━━━━━ Given data
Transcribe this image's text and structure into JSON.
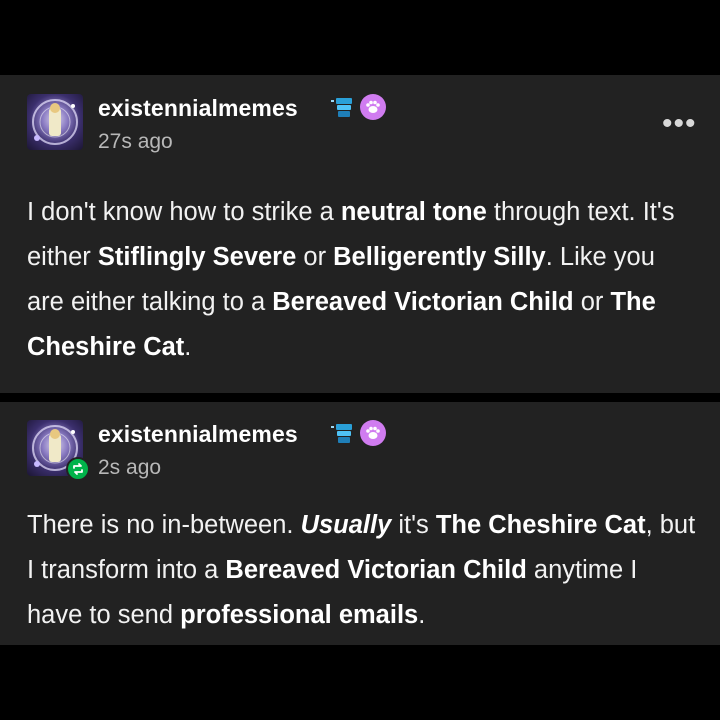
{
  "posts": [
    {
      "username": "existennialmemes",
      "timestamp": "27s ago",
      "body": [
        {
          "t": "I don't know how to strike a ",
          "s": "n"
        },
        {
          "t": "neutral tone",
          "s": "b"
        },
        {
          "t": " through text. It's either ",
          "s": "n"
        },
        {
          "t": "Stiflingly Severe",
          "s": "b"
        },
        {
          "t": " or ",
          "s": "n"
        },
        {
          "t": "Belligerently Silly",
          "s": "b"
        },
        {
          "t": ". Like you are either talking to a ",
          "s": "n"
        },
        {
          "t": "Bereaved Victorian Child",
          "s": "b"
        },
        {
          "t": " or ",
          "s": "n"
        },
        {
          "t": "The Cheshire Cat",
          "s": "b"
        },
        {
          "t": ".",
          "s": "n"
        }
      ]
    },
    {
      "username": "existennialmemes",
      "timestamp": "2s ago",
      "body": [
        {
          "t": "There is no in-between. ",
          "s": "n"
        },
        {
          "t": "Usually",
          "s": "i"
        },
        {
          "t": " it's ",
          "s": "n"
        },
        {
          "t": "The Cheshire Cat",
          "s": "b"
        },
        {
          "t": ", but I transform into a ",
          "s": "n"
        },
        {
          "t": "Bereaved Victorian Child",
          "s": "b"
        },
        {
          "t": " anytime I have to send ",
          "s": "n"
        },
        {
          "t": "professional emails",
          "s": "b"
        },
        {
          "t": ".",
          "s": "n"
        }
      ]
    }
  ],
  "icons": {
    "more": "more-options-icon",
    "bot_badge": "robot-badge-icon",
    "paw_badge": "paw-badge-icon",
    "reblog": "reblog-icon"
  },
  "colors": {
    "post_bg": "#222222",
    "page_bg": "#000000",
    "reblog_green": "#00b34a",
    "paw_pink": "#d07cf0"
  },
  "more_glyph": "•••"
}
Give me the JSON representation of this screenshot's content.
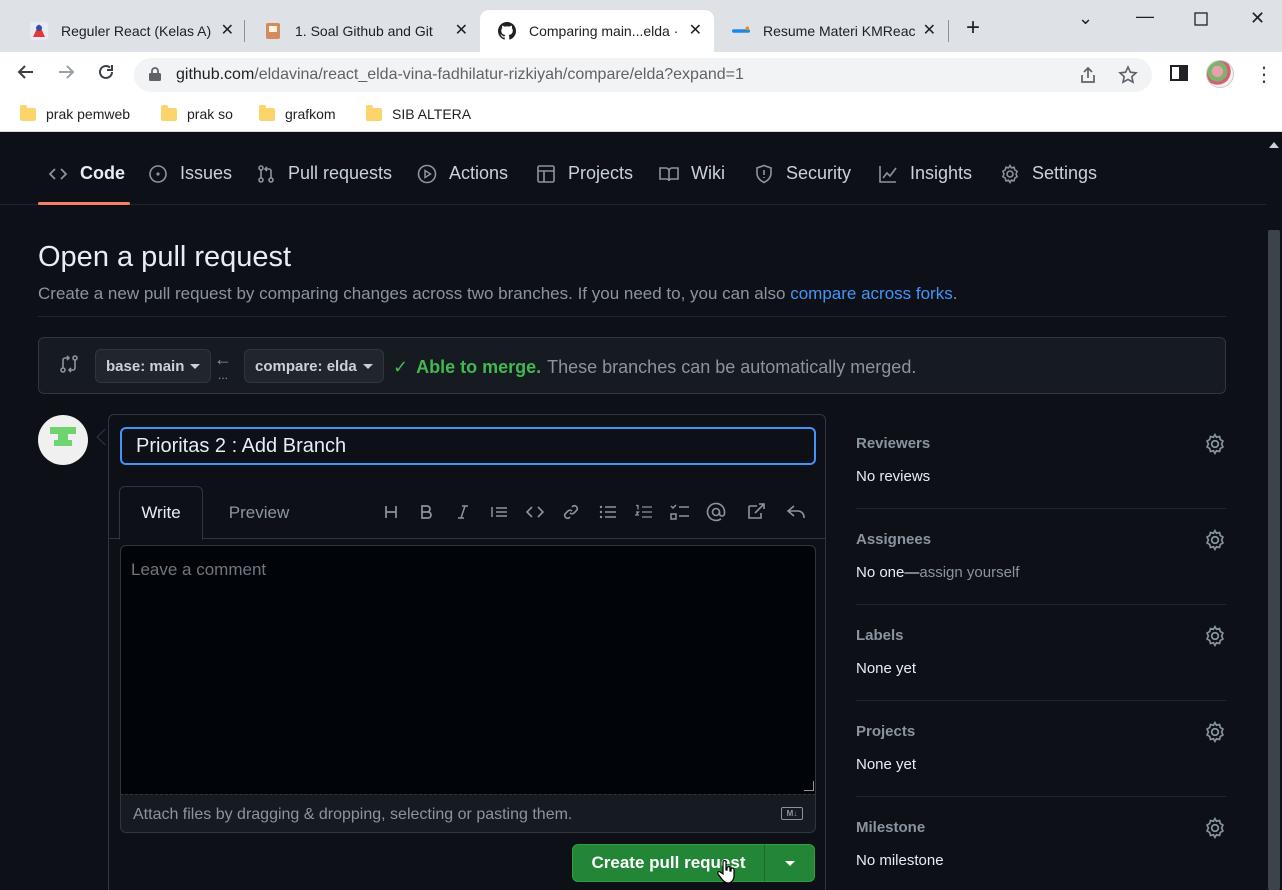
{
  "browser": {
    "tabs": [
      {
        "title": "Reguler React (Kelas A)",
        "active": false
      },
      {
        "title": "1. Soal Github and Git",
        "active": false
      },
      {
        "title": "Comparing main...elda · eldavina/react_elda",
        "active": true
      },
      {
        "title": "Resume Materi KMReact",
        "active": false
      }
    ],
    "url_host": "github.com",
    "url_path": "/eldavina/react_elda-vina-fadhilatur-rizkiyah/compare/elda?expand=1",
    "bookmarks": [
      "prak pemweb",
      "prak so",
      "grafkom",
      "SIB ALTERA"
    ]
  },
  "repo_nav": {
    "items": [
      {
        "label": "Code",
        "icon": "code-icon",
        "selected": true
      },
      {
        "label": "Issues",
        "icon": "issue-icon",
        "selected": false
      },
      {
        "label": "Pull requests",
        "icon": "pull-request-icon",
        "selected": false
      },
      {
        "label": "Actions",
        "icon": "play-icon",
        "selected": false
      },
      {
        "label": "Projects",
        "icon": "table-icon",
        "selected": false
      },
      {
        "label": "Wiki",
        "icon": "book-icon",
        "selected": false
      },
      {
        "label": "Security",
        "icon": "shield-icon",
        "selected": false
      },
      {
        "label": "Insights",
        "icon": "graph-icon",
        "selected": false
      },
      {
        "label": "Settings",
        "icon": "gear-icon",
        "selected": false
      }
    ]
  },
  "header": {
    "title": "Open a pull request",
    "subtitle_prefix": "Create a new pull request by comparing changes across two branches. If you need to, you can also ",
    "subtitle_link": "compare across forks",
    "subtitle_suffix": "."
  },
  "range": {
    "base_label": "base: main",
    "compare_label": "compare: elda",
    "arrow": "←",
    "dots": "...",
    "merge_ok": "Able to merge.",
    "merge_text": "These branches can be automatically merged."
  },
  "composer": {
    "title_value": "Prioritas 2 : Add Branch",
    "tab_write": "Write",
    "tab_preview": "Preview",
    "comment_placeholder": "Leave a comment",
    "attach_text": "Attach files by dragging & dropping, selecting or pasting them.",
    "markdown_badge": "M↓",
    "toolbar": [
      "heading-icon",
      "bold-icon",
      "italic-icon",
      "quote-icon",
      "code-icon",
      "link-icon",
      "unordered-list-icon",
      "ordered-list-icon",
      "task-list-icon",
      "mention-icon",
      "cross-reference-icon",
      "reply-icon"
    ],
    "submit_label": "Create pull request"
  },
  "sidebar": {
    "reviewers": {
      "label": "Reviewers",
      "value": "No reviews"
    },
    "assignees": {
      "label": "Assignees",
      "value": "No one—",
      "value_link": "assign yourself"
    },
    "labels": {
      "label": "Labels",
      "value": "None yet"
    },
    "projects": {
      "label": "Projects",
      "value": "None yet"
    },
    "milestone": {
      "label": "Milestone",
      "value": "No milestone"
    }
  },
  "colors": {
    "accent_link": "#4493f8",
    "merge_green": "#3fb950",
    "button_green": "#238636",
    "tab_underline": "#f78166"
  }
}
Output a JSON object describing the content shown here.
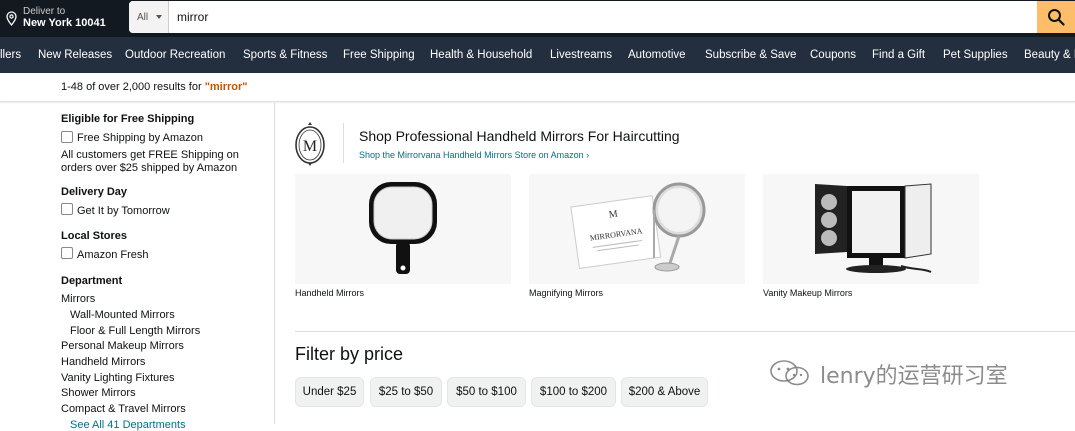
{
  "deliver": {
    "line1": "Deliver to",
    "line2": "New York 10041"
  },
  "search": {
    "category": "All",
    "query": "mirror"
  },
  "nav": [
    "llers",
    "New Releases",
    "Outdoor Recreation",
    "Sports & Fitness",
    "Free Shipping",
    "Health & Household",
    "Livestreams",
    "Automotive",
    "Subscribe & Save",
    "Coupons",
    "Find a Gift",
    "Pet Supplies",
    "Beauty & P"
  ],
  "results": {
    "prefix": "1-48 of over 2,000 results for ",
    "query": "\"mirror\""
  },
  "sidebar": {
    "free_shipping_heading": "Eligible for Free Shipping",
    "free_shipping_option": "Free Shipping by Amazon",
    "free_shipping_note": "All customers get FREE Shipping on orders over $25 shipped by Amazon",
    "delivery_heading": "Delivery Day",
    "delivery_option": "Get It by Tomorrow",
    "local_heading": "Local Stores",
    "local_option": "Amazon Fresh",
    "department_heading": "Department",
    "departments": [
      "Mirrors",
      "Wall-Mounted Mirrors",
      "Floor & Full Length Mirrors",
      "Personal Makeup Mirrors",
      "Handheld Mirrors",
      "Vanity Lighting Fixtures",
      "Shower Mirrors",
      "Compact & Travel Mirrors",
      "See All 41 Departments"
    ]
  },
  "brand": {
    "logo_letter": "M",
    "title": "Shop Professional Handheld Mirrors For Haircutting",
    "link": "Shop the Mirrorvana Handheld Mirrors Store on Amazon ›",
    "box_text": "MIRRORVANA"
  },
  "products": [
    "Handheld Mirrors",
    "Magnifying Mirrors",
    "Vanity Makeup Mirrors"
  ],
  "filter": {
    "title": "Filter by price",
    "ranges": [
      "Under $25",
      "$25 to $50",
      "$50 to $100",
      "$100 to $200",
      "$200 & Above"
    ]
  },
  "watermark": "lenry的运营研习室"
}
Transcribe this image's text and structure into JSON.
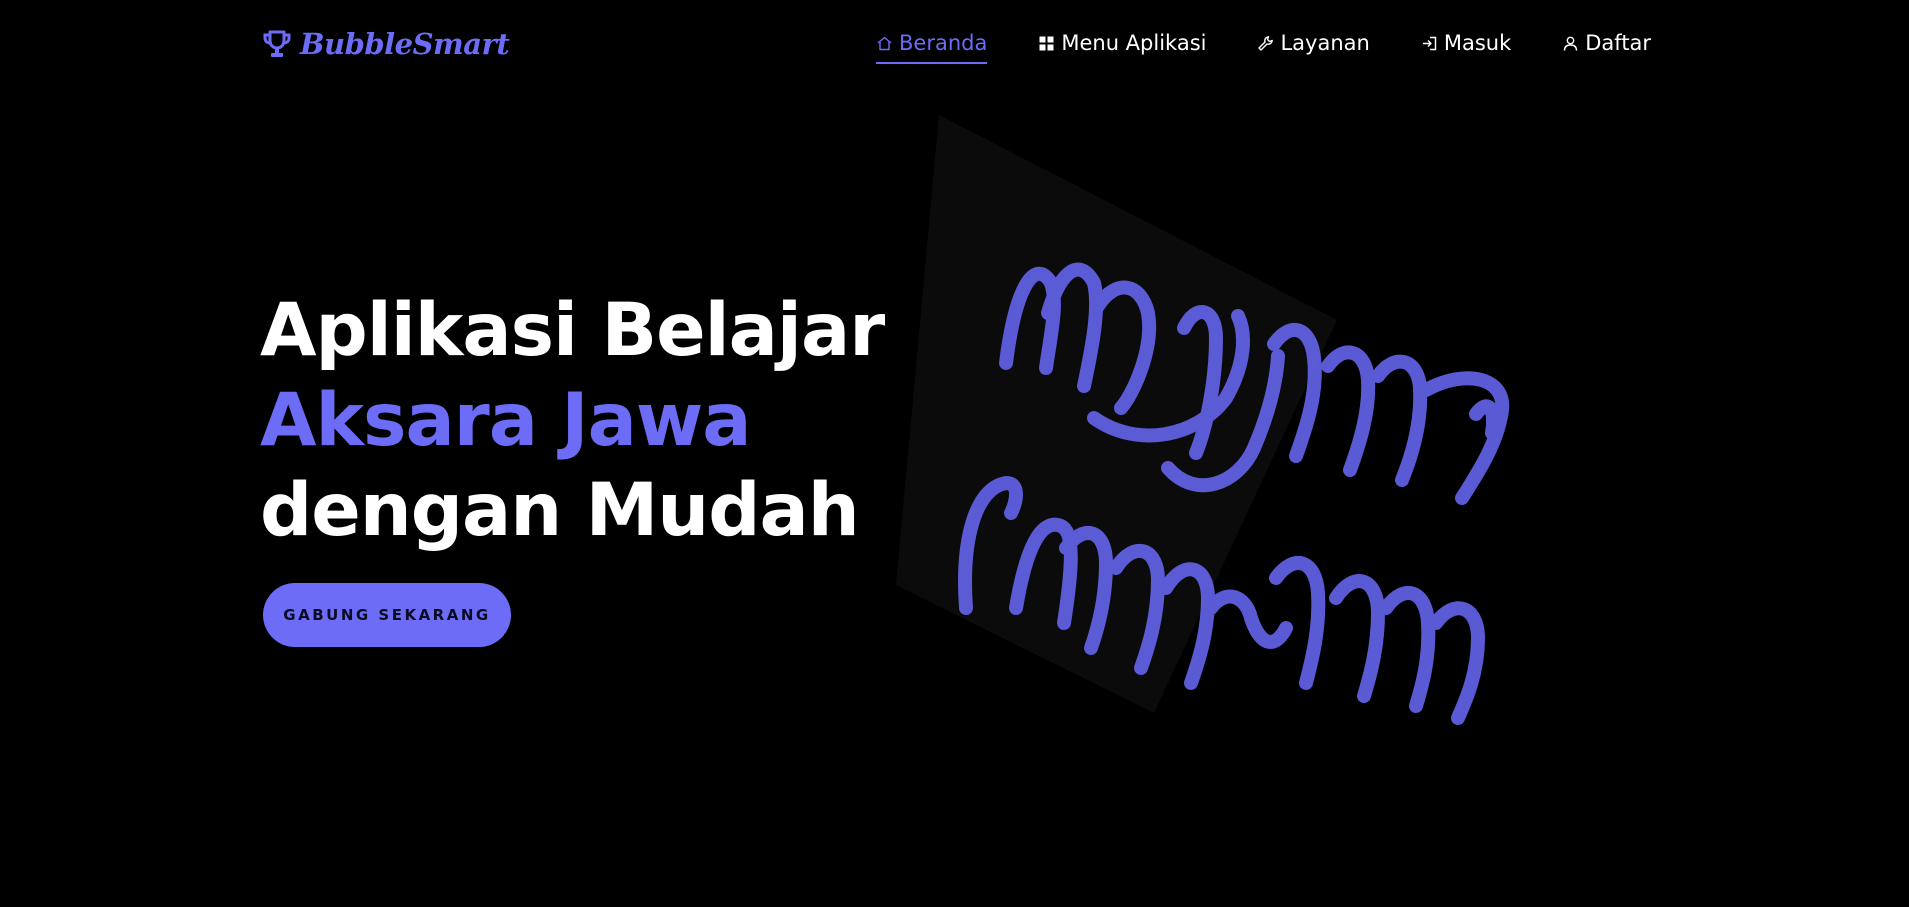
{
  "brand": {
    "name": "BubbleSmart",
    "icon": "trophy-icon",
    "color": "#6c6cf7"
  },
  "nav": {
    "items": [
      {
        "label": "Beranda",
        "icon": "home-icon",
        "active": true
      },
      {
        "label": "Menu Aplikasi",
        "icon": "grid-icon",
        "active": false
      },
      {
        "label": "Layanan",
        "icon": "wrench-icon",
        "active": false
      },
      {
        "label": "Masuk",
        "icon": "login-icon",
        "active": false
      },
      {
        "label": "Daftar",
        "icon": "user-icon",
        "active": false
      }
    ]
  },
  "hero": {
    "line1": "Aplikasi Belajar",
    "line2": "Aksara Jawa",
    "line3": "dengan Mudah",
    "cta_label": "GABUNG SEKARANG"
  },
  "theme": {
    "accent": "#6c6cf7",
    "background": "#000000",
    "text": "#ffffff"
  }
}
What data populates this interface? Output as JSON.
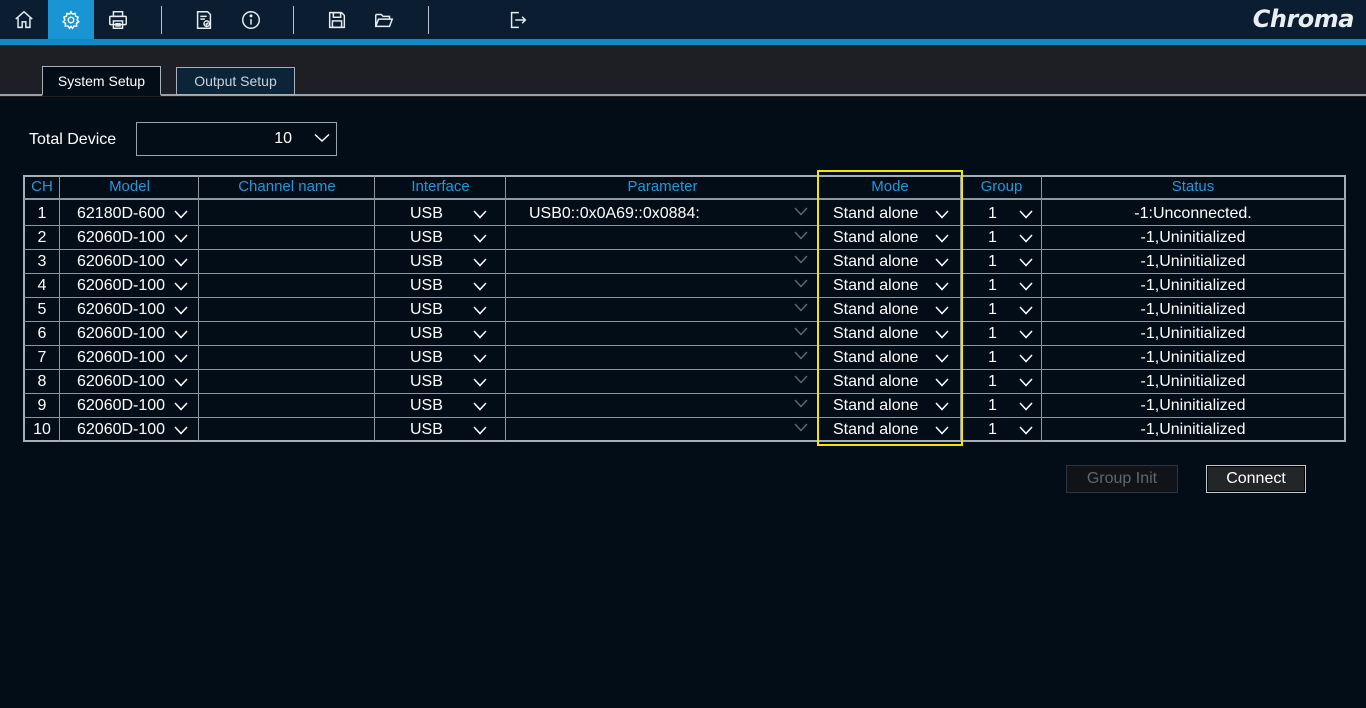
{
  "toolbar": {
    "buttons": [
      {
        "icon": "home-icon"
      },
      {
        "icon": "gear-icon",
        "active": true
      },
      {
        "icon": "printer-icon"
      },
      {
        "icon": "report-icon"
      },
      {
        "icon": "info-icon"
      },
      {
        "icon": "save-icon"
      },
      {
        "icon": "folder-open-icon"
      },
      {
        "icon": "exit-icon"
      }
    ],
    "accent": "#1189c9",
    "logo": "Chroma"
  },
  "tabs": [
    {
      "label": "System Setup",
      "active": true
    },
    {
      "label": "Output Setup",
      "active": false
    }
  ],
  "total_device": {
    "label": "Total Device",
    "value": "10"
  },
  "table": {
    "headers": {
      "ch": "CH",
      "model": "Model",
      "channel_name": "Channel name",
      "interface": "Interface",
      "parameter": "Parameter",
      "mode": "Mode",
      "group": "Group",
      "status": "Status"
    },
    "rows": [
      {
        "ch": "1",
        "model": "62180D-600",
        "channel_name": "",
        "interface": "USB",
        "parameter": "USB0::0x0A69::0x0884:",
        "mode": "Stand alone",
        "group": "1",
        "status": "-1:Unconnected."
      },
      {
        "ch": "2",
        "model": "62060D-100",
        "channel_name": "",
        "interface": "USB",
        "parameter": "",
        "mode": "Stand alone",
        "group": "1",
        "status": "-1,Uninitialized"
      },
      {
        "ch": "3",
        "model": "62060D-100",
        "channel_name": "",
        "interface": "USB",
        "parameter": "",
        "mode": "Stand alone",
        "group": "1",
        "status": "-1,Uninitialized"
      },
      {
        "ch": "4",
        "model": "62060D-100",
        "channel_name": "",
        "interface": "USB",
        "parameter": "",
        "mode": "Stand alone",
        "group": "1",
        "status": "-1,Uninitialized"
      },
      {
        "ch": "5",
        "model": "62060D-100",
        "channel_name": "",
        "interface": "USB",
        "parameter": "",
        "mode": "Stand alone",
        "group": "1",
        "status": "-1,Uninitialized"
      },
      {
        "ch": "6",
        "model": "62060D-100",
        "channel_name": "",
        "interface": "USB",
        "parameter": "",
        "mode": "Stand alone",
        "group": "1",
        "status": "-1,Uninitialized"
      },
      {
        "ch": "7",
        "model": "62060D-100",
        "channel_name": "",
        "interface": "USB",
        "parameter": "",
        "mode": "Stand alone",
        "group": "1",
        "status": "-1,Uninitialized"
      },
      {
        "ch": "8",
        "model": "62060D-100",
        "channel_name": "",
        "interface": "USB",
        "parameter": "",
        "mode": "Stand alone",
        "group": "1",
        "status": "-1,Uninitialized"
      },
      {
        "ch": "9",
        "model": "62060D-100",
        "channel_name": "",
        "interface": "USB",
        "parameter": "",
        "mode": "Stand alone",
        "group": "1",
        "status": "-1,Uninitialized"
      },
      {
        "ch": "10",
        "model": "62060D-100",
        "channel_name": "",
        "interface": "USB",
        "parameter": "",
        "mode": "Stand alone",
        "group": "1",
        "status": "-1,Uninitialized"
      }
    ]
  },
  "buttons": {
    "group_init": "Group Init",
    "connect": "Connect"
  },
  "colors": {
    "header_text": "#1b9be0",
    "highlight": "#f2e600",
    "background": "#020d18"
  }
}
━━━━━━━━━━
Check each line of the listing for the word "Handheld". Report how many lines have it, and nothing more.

4